### EXERCISE
Find the word "highlight" in the listing, and copy out each line where it turns up.

### TASK INPUT
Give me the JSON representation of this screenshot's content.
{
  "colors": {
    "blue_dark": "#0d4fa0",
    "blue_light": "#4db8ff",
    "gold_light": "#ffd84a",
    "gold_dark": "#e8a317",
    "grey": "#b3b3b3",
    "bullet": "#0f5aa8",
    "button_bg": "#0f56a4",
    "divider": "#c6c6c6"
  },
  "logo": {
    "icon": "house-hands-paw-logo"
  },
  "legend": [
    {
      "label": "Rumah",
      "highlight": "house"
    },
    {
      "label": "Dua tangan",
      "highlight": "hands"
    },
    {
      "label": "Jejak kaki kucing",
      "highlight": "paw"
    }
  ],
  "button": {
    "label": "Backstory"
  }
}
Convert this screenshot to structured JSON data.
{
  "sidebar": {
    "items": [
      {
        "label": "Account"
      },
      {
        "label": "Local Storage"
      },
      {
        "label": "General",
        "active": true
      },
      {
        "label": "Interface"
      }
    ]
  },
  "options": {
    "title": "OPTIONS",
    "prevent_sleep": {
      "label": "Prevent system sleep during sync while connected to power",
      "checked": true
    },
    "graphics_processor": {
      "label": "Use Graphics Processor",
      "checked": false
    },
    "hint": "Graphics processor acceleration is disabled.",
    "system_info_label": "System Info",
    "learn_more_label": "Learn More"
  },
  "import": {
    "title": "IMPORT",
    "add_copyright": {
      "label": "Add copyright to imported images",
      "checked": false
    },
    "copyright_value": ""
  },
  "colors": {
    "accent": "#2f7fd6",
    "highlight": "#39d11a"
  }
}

### TASK ANSWER
      "highlight": "house"
      "highlight": "hands"
      "highlight": "paw"
    "highlight": "#39d11a"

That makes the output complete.